11, 19 (D.C. Cir. 2015) (quoting Lujan v. Defenders of
Wildlife, 504 U.S. 555, 561 (1992)). Accordingly,
“[t]o survive a motion to dismiss, a complaint must
contain sufficient factual matter, accepted as true, to state
a claim [of standing] that is plausible on its face.”
Id. (quoting Ashcroft v. Iqbal, 556 U.S.
662, 678 (2009)) (alterations in original).
“[T]hreadbare recitals of the elements of [standing],
supported by mere conclusory statements, [will] not suffice,
” id. (quoting Iqbal, 556 U.S. at
678) (second alteration in original), and the Court need not
“assume the truth of legal conclusions” nor must
it “‘accept inferences that are unsupported by
the facts set out in the complaint, '” id.
(quoting Islamic Am. Relief Agency v. Gonzales, 477
F.3d 728, 732 (D.C. Cir. 2007)).
survive a 12(b)(6) motion, a “complaint must contain
sufficient factual matter, accepted as true, to ‘state
a claim to relief that is plausible on its face.'”

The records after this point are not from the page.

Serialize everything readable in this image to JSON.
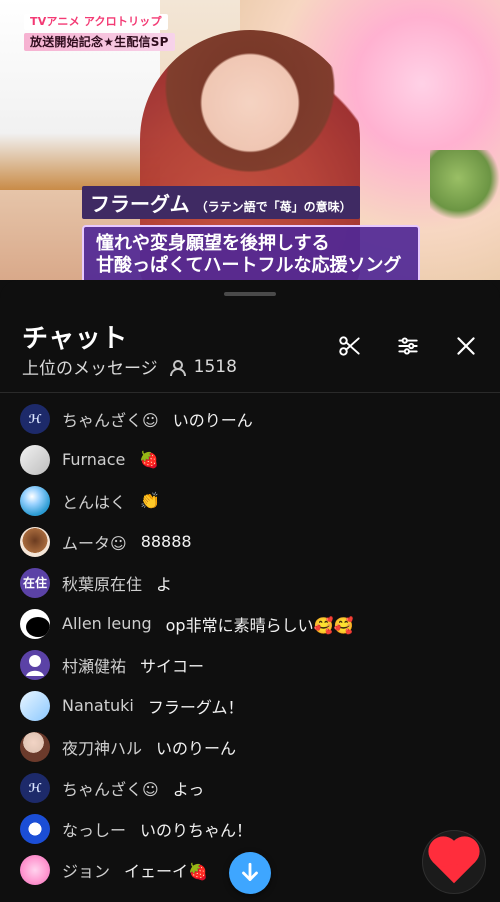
{
  "video": {
    "badge_line1": "TVアニメ アクロトリップ",
    "badge_line2": "放送開始記念★生配信SP",
    "caption_title": "フラーグム",
    "caption_title_note": "（ラテン語で「苺」の意味）",
    "caption_lines": [
      "憧れや変身願望を後押しする",
      "甘酸っぱくてハートフルな応援ソング"
    ]
  },
  "chat": {
    "title": "チャット",
    "subtitle": "上位のメッセージ",
    "viewer_count": "1518",
    "messages": [
      {
        "author": "ちゃんざく☺",
        "text": "いのりーん",
        "avatar": {
          "type": "text",
          "label": "ℋ",
          "bg": "#1d2a6a",
          "fg": "#dbe6ff"
        }
      },
      {
        "author": "Furnace",
        "text": "🍓",
        "avatar": {
          "type": "photo",
          "label": "",
          "bg": "#d7d7d7",
          "fg": "#000"
        }
      },
      {
        "author": "とんはく",
        "text": "👏",
        "avatar": {
          "type": "photo",
          "label": "",
          "bg": "#2b9bd3",
          "fg": "#000"
        }
      },
      {
        "author": "ムータ☺",
        "text": "88888",
        "avatar": {
          "type": "photo",
          "label": "",
          "bg": "#a86b3d",
          "fg": "#000"
        }
      },
      {
        "author": "秋葉原在住",
        "text": "よ",
        "avatar": {
          "type": "text",
          "label": "在住",
          "bg": "#5b42a6",
          "fg": "#ffffff"
        }
      },
      {
        "author": "Allen leung",
        "text": "op非常に素晴らしい🥰🥰",
        "avatar": {
          "type": "photo",
          "label": "",
          "bg": "#ffffff",
          "fg": "#000"
        }
      },
      {
        "author": "村瀬健祐",
        "text": "サイコー",
        "avatar": {
          "type": "text",
          "label": "●",
          "bg": "#5b42a6",
          "fg": "#ffffff"
        }
      },
      {
        "author": "Nanatuki",
        "text": "フラーグム！",
        "avatar": {
          "type": "photo",
          "label": "",
          "bg": "#cfe9ff",
          "fg": "#000"
        }
      },
      {
        "author": "夜刀神ハル",
        "text": "いのりーん",
        "avatar": {
          "type": "photo",
          "label": "",
          "bg": "#e1c5b5",
          "fg": "#000"
        }
      },
      {
        "author": "ちゃんざく☺",
        "text": "よっ",
        "avatar": {
          "type": "text",
          "label": "ℋ",
          "bg": "#1d2a6a",
          "fg": "#dbe6ff"
        }
      },
      {
        "author": "なっしー",
        "text": "いのりちゃん！",
        "avatar": {
          "type": "photo",
          "label": "",
          "bg": "#1b4ed6",
          "fg": "#000"
        }
      },
      {
        "author": "ジョン",
        "text": "イェーイ🍓",
        "avatar": {
          "type": "photo",
          "label": "",
          "bg": "#ff9ad1",
          "fg": "#000"
        }
      }
    ]
  },
  "icons": {
    "scissors": "scissors-icon",
    "filter": "sliders-icon",
    "close": "close-icon",
    "viewers": "user-icon",
    "scroll_down": "arrow-down-icon",
    "heart": "heart-icon"
  },
  "colors": {
    "accent_blue": "#3ea6ff",
    "heart_red": "#ff2d3c"
  }
}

Iqbal, 556 U.S. at 678 (quoting Bell Atl. Corp.
v. Twombly, 550 U.S. 544, 570 (2007)). A court
“accept[s] as true all of the allegations contained in
[the] complaint, ” disregarding “[t]hreadbare
recitals of the elements of a cause of action” and
“mere conclusory statements.” Id. Then,
the Court examines the remaining “factual content [to
determine if it may] draw the reasonable inference that the
defendant is liable for the misconduct alleged.”
Whether Medina has standing to bring his claim in federal
Supreme Court has established that the constitutional
requirement of standing involves three elements:
First, the plaintiff must have suffered an injury in fact-an
invasion of a legally protected interest which is (a)
concrete and particularized, and (b) actual or imminent, not
conjectural or hypothetical. Second, there must be a causal
connection between the injury and the conduct complained
of-the injury has to be fairly . . . trace[able] to the
challenged action of the defendant, and not . . . th[e]
result [of] the independent action of some third party not
before the court. Third, it must be likely, as opposed to
merely speculative, that the injury will be redressed by a
Lujan, 504 U.S. at 560-61 (internal citation and
footnote omitted). “The party invoking federal
jurisdiction bears the burden of establishing these elements.
. . . At the pleading stage, general factual allegations of
injury resulting from the defendant's conduct may
suffice, for on a motion to dismiss [the Court] presume[s]
that general allegations embrace those specific facts ...